13 Posts
Discussion Starter #14
I am in Satellite Beach Florida. I have a 10ft Snark (and have had it since I was a kid). Now that I live on the ocean I can start looking for a larger vessel. Love the water. Love sailing. Have no money.
 

·
Registered
Joined
·
311 Posts
I am in Satellite Beach Florida. I have a 10ft Snark (and have had it since I was a kid). Now that I live on the ocean I can start looking for a larger vessel. Love the water. Love sailing. Have no money.
I live near there (minutes away).

Where do you plan on keeping the boat? What yard is she in now?

You are probably talking at least $200/mo for slip fees, more realistically closer to $250.
 

·
Registered
Joined
·
13 Posts
Discussion Starter #16
It's docked on the other side of Eau Galli causeway for 30 bucks a month. I think it may be a bit too much of a project for me now. The biggest thing actually was that I wasn't able to sail her before I bought her so that was a deal breaker for me.

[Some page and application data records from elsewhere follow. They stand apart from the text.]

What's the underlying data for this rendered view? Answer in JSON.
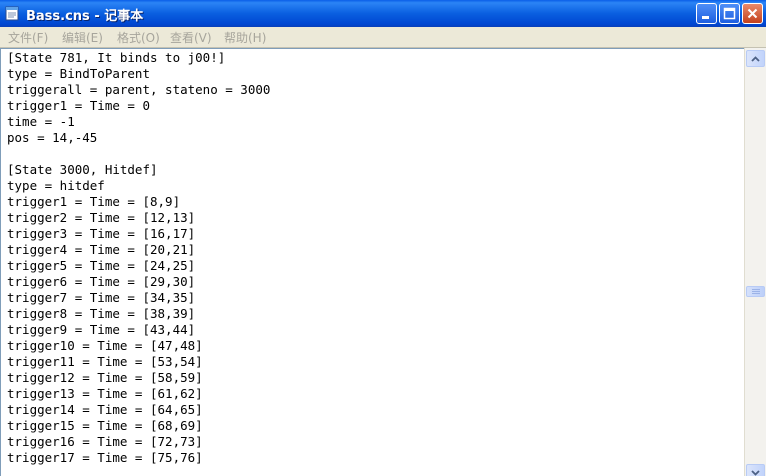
{
  "window": {
    "title": "Bass.cns - 记事本",
    "icon": "notepad-icon"
  },
  "menu": {
    "items": [
      {
        "label": "文件(F)"
      },
      {
        "label": "编辑(E)"
      },
      {
        "label": "格式(O)"
      },
      {
        "label": "查看(V)"
      },
      {
        "label": "帮助(H)"
      }
    ]
  },
  "colors": {
    "titlebar": "#0a5fe0",
    "menu_text": "#a7a59c",
    "close_button": "#c4411c"
  },
  "document": {
    "lines": [
      "[State 781, It binds to j00!]",
      "type = BindToParent",
      "triggerall = parent, stateno = 3000",
      "trigger1 = Time = 0",
      "time = -1",
      "pos = 14,-45",
      "",
      "[State 3000, Hitdef]",
      "type = hitdef",
      "trigger1 = Time = [8,9]",
      "trigger2 = Time = [12,13]",
      "trigger3 = Time = [16,17]",
      "trigger4 = Time = [20,21]",
      "trigger5 = Time = [24,25]",
      "trigger6 = Time = [29,30]",
      "trigger7 = Time = [34,35]",
      "trigger8 = Time = [38,39]",
      "trigger9 = Time = [43,44]",
      "trigger10 = Time = [47,48]",
      "trigger11 = Time = [53,54]",
      "trigger12 = Time = [58,59]",
      "trigger13 = Time = [61,62]",
      "trigger14 = Time = [64,65]",
      "trigger15 = Time = [68,69]",
      "trigger16 = Time = [72,73]",
      "trigger17 = Time = [75,76]"
    ]
  }
}
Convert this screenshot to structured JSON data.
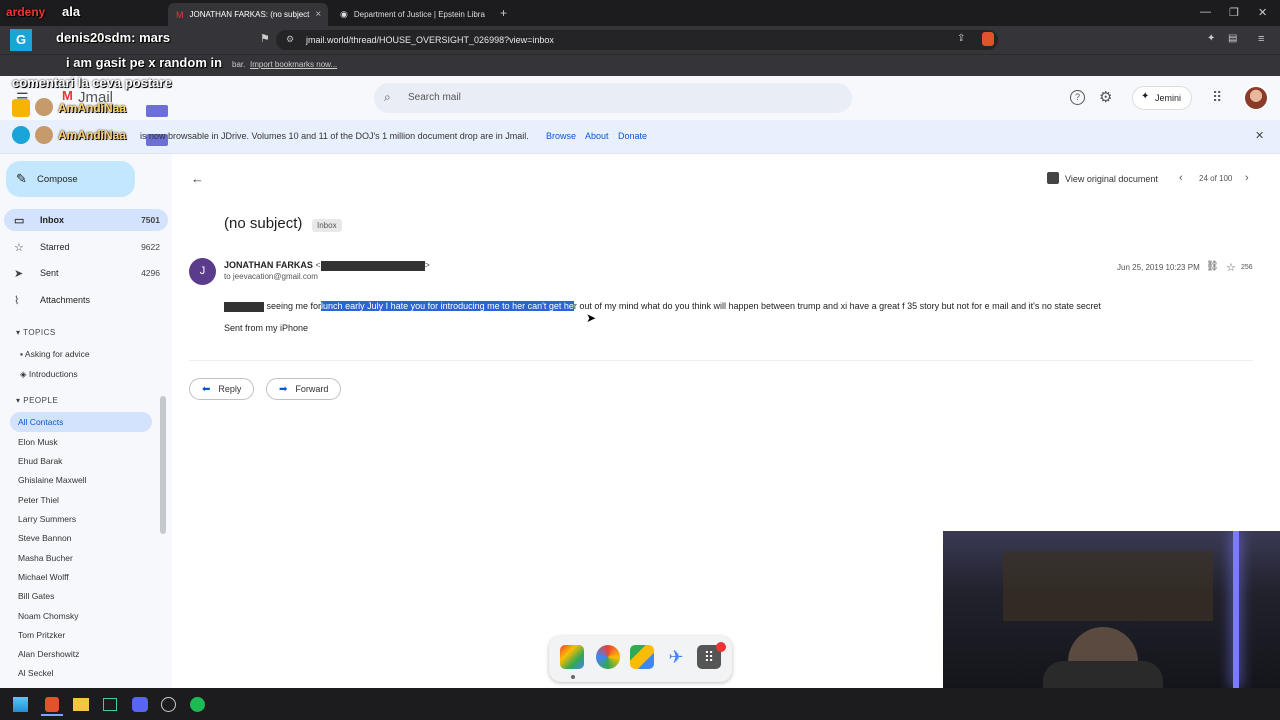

She needed to be stripped and repainted before going back into the water.
 

·
Registered
Joined
·
1,346 Posts
Probably a good idea to pass at this time . I mean first things first . Don't worry , from what I understand FL. has a few extra boats for sale .
 

·
Registered
Joined
·
95 Posts
Without knowing real condition, hard to say, but I think you passed it by? $900 for a decent cape dory that needs little stuff is not bad, but storage can be a killer. Sweat equity is cheap, and someone really clever can do a lot for little $.

Good luck finding a project. I think others have taken on some trashed out boats that would make that cape dory look like cream puff.


Sent from my iPhone using Tapatalk
 

·
Registered
Joined
·
31 Posts
I bought a Project boat years ago and did the required work myself to get her back in the water. I spent what I could and when I could. The boat was purchased for $3500 and I put about $1500 in her from the start. I bought used parts from many places and reconditioned what I could for use untill better parts became available. The boat was finished after 5 years and has served me well. I could afford a new boat but wanted to change layout and rigging to suit my likes and needs. I would not do this to a new boat.
I have many friends who have learned to sail in this old boat and they share use of it in exchange for help with required work. The cost is cheap for yearly operation as I live near a large lake and pull it down in the spring and leave for a few weeks at a time. We use it untill November and them pull it home. I say buy what you can and enjoy it. I would buy something you can sail while you fix things that are worn and broken untill you have what you want. I have built and changed the entire layout so it meets my needs
 
1 - 19 of 19 Posts
Top